But perhaps what's really won over liberals is the same quality that Lowrey finds so endearing: Biden's irrepressible personality, which can be a welcome relief in a White House that so tightly controls its message. "Biden's a little hot where Obama can be cool. He's passionate where Obama is studied," says Matt Bennett, vice president and cofounder of the center-left think tank Third Way, who previously worked under Vice President Al Gore. "That makes them a very effective team." Although some liberals, like Jane Hamsher, initially worried about Biden's verbal acrobatics, these days, Corn says, they just accept that that's part of the Biden package.

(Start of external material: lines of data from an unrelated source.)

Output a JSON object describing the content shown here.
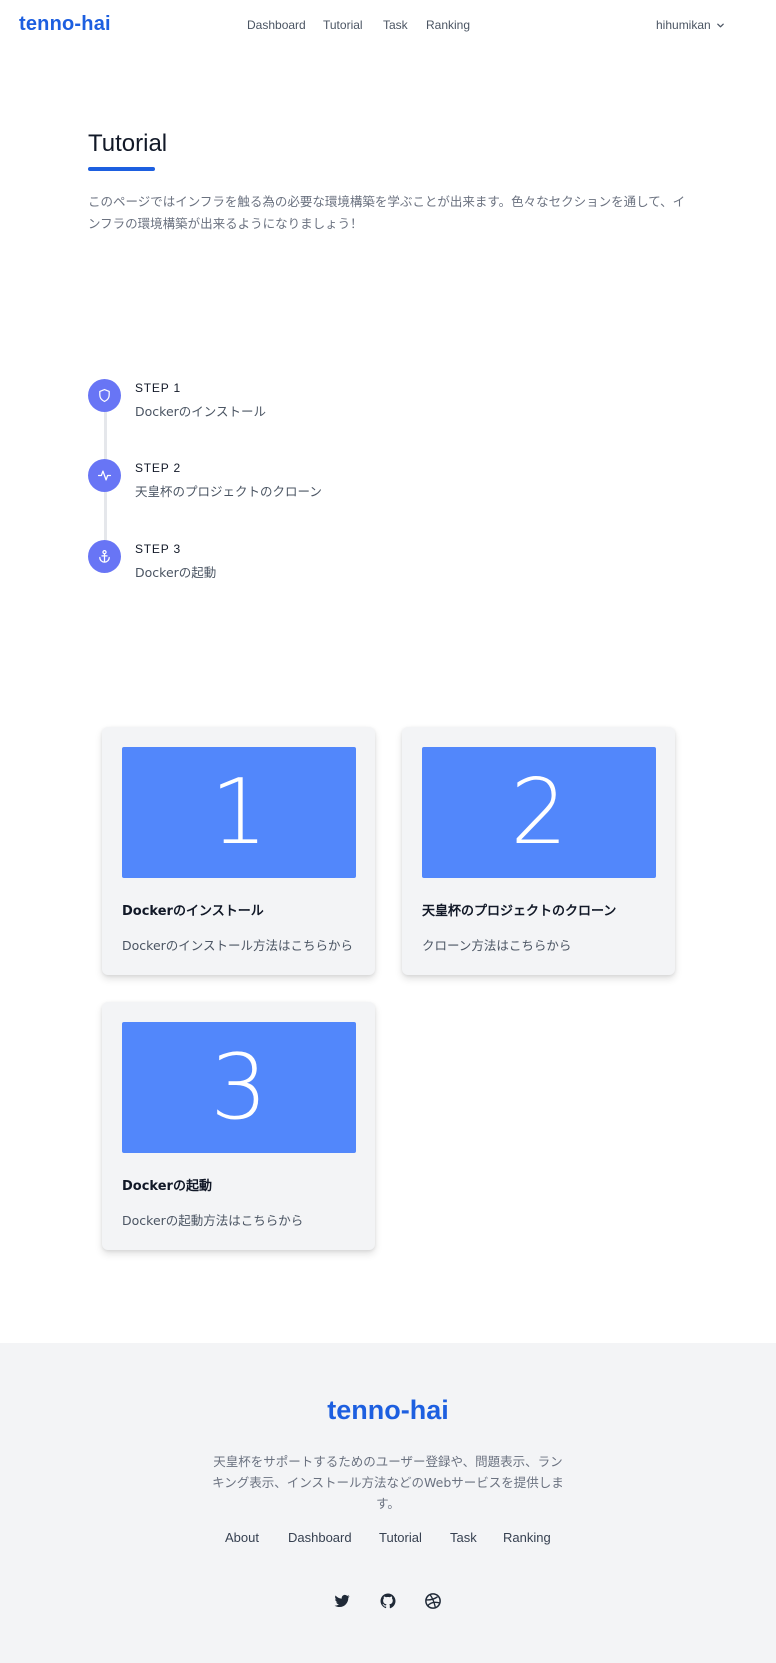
{
  "header": {
    "brand": "tenno-hai",
    "nav": [
      "Dashboard",
      "Tutorial",
      "Task",
      "Ranking"
    ],
    "user": "hihumikan"
  },
  "intro": {
    "title": "Tutorial",
    "text": "このページではインフラを触る為の必要な環境構築を学ぶことが出来ます。色々なセクションを通して、インフラの環境構築が出来るようになりましょう！"
  },
  "steps": [
    {
      "label": "STEP 1",
      "text": "Dockerのインストール",
      "icon": "shield-icon"
    },
    {
      "label": "STEP 2",
      "text": "天皇杯のプロジェクトのクローン",
      "icon": "activity-icon"
    },
    {
      "label": "STEP 3",
      "text": "Dockerの起動",
      "icon": "anchor-icon"
    }
  ],
  "cards": [
    {
      "number": "1",
      "title": "Dockerのインストール",
      "desc": "Dockerのインストール方法はこちらから"
    },
    {
      "number": "2",
      "title": "天皇杯のプロジェクトのクローン",
      "desc": "クローン方法はこちらから"
    },
    {
      "number": "3",
      "title": "Dockerの起動",
      "desc": "Dockerの起動方法はこちらから"
    }
  ],
  "footer": {
    "brand": "tenno-hai",
    "desc": "天皇杯をサポートするためのユーザー登録や、問題表示、ランキング表示、インストール方法などのWebサービスを提供します。",
    "nav": [
      "About",
      "Dashboard",
      "Tutorial",
      "Task",
      "Ranking"
    ],
    "social": [
      "twitter-icon",
      "github-icon",
      "dribbble-icon"
    ]
  },
  "colors": {
    "brand": "#1d5fe0",
    "step_circle": "#6875f5",
    "card_image": "#5287fb",
    "footer_bg": "#f3f4f6"
  }
}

Obama could be fiery on the campaign trail, much to the delight of liberals. But his new role necessitates more caution and diplomacy. By contrast, Biden's proclivity for straight talk doesn't seem dampened. During the health-care summit, after exercising uncharacteristic restraint for several hours, he bluntly castigated Rep. Eric Cantor over his "philosophical differences" on insurance coverage. Biden snapped at the young Republican whip that when it comes to believing people shouldn't be dropped from care or that lifetime coverage limits should be banned, "you're either in or you're out." During the bill's signing, he uttered an off-the-cuff sentiment shared by thousands of liberals across the country: "This is a big f--king deal." Soon after, Biden told a crowd at a fundraiser that Obama had said the slip-up was his favorite part of the ceremony—no doubt, a White House-sanctioned message.

Indeed, the White House may have neutralized Biden's verbal tics as a liability. They've almost become an asset. "From the point of view of someone who has to write about politics every day, the occasional gaffe or outspoken moment is always welcome," Yglesias says. For Lowrey, the occasional gaffes don't mask that Biden "is a remarkably canny politician—no-nonsense, capable of acting as a proxy bulldog." Those unscripted moments that make strategists cringe are part of what makes him so popular on the left. You might even say that he's a big effin' deal.